The global reaction to Russia’s invasion of Ukraine was swift, with calls of condemnation and plans quickly surfacing for the U.S. and other countries to stop their purchases of Russian crude oil and natural gas immediately, or at least as soon as practical. The strategy has been to make the situation as politically and financially painful as possible for Russia, which has not been shy about using its energy supplies as a weapon, before or after the invasion. But those plans haven’t worked as well as hoped, and some impacts are bringing back memories of the 1973 oil embargo which, though driven by a far different series of events, may provide insight into the current situation. In today’s RBN blog, we look at the many parallels to today, including weaponized oil, regional supply shortages, price spikes and well-intentioned (if sometimes ill-conceived) government responses.

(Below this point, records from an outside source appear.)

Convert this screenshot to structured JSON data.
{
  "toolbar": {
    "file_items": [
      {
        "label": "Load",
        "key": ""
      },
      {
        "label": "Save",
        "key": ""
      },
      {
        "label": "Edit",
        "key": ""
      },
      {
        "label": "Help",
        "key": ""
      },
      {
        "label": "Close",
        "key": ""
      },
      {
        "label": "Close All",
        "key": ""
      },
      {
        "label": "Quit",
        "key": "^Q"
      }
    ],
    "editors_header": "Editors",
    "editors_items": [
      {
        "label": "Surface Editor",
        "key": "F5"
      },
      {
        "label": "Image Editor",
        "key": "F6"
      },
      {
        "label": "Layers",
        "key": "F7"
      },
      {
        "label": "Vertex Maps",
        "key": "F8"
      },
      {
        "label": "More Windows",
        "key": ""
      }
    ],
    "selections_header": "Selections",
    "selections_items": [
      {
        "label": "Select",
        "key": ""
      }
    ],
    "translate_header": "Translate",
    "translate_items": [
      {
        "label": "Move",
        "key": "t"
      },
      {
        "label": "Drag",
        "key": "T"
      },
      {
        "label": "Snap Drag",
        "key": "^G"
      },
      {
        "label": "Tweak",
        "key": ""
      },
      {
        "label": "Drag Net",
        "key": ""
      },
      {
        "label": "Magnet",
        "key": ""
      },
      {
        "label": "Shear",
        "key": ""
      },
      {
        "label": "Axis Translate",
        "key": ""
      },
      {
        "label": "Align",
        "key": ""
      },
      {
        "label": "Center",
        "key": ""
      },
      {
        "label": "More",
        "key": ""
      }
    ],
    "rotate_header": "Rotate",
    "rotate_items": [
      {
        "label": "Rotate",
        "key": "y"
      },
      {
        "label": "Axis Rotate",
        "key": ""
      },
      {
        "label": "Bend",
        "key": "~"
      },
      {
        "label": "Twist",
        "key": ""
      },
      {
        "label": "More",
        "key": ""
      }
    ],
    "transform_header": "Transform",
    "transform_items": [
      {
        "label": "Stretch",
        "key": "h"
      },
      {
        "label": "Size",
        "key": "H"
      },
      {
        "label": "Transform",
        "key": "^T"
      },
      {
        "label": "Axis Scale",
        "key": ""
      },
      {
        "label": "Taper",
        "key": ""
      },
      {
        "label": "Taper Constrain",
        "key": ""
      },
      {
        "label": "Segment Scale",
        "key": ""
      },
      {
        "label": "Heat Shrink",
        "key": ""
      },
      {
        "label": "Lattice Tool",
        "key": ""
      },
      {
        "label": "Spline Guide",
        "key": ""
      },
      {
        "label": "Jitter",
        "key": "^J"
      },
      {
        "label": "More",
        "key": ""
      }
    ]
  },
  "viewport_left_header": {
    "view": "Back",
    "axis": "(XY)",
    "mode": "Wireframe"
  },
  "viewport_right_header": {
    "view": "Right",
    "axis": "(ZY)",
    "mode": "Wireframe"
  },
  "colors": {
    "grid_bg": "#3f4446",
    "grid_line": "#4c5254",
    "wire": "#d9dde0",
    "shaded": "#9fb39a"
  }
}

Permian crude oil markets are getting interesting again, with triple-digit prices making daily headlines and boosting producers’ cash flows. But there have been few parties in the Permian oil midstream space. There, excess long-haul capacity has been the story for some time, a situation that became more pronounced when Wink-to-Webster (W2W) — the last of the new greenfield pipelines to the Texas Gulf Coast — started up earlier this year. There’s so much capacity in place that price spreads have remained tight and competition for barrels has been fierce. That said, there’s a positive story flying under the radar in the Permian oil markets. One of the new pipelines that started up out of the Permian in 2019 is now full. That may surprise some folks, kind of like when the Texas A&M Aggies pulled in the #1 football recruiting class in the country earlier this year. While Alabama’s coach is apparently still trying to swallow that news, you’re not likely to find yourself doubting the ability of a newbuild to get full in today’s competitive environment. At least you won’t after we tell you the story of the EPIC Crude Pipeline, which we do in today’s RBN blog.

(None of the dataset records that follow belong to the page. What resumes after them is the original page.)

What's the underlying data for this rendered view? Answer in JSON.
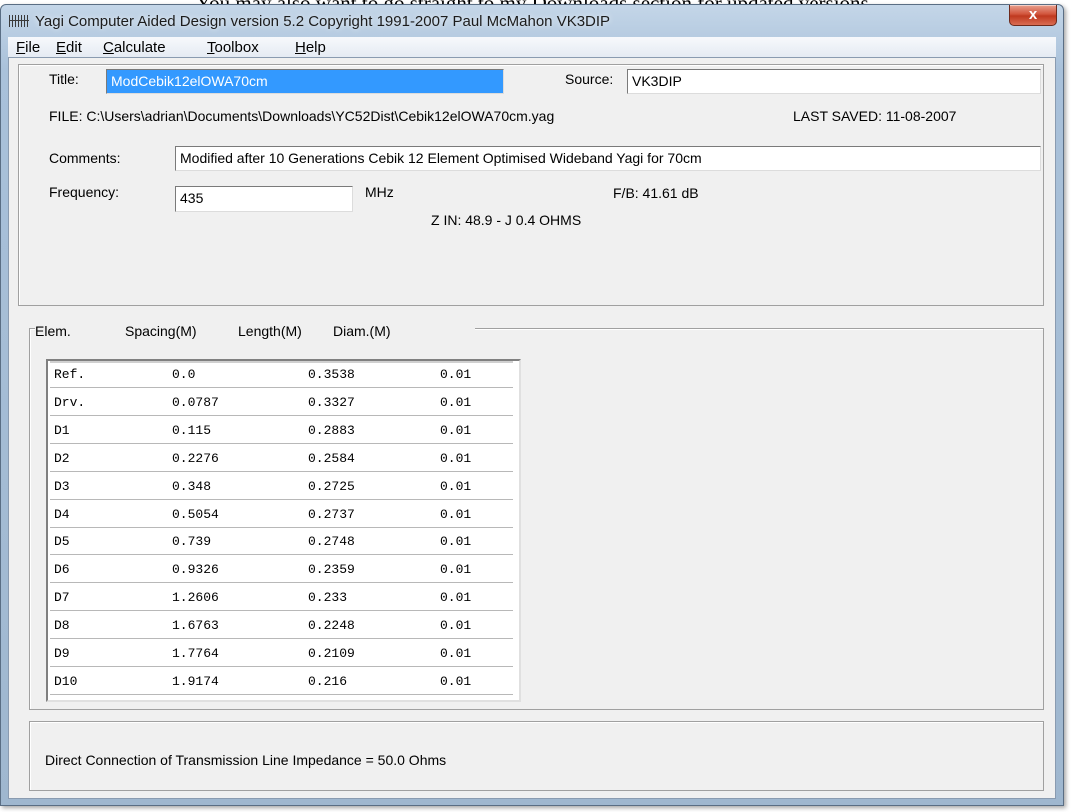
{
  "window": {
    "title": "Yagi Computer Aided Design version 5.2 Copyright 1991-2007 Paul McMahon VK3DIP",
    "close_label": "x",
    "icon": "antenna-grid-icon"
  },
  "background_text": "You may also want to go straight to my Downloads section for updated versions",
  "menu": [
    {
      "label": "File",
      "accel": "F",
      "rest": "ile"
    },
    {
      "label": "Edit",
      "accel": "E",
      "rest": "dit"
    },
    {
      "label": "Calculate",
      "accel": "C",
      "rest": "alculate"
    },
    {
      "label": "Toolbox",
      "accel": "T",
      "rest": "oolbox"
    },
    {
      "label": "Help",
      "accel": "H",
      "rest": "elp"
    }
  ],
  "design": {
    "title_label": "Title:",
    "title_value": "ModCebik12elOWA70cm",
    "source_label": "Source:",
    "source_value": "VK3DIP",
    "file_line": "FILE: C:\\Users\\adrian\\Documents\\Downloads\\YC52Dist\\Cebik12elOWA70cm.yag",
    "last_saved": "LAST SAVED: 11-08-2007",
    "comments_label": "Comments:",
    "comments_value": "Modified after 10 Generations Cebik 12 Element Optimised Wideband Yagi for 70cm",
    "frequency_label": "Frequency:",
    "frequency_value": "435",
    "frequency_unit": "MHz",
    "fb": "F/B: 41.61 dB",
    "zin": "Z IN: 48.9 - J 0.4 OHMS"
  },
  "elements": {
    "headers": [
      "Elem.",
      "Spacing(M)",
      "Length(M)",
      "Diam.(M)"
    ],
    "rows": [
      [
        "Ref.",
        "0.0",
        "0.3538",
        "0.01"
      ],
      [
        "Drv.",
        "0.0787",
        "0.3327",
        "0.01"
      ],
      [
        "D1",
        "0.115",
        "0.2883",
        "0.01"
      ],
      [
        "D2",
        "0.2276",
        "0.2584",
        "0.01"
      ],
      [
        "D3",
        "0.348",
        "0.2725",
        "0.01"
      ],
      [
        "D4",
        "0.5054",
        "0.2737",
        "0.01"
      ],
      [
        "D5",
        "0.739",
        "0.2748",
        "0.01"
      ],
      [
        "D6",
        "0.9326",
        "0.2359",
        "0.01"
      ],
      [
        "D7",
        "1.2606",
        "0.233",
        "0.01"
      ],
      [
        "D8",
        "1.6763",
        "0.2248",
        "0.01"
      ],
      [
        "D9",
        "1.7764",
        "0.2109",
        "0.01"
      ],
      [
        "D10",
        "1.9174",
        "0.216",
        "0.01"
      ]
    ]
  },
  "status": {
    "connection_text": "Direct Connection of Transmission Line Impedance =  50.0 Ohms"
  }
}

Brace yourself for it. Over the next few weeks, there’s a good chance that a tsunami of crude oil will be released from the U.S. Strategic Petroleum Reserve (SPR), and it’s likely that much (if not most) of that oil will be piped to Gulf Coast export docks and loaded onto supertankers. If that happens, the export capacity of crude-handling terminals from Corpus Christi to coastal Louisiana will be stress-tested on their ability to send out much larger volumes than they’re used to dealing with. And that’s only the beginning. Over the next year or two, while U.S. E&Ps ratchet up production in response to higher prices as Europeans and others scramble to replace Russian crude oil, Gulf Coast export terminals may well be called upon to load and ship out even more oil (in addition to refined products) on a regular basis. In today’s RBN blog, we discuss the impending SPR releases and the ability of Gulf Coast ports and individual terminals to handle increasing volumes.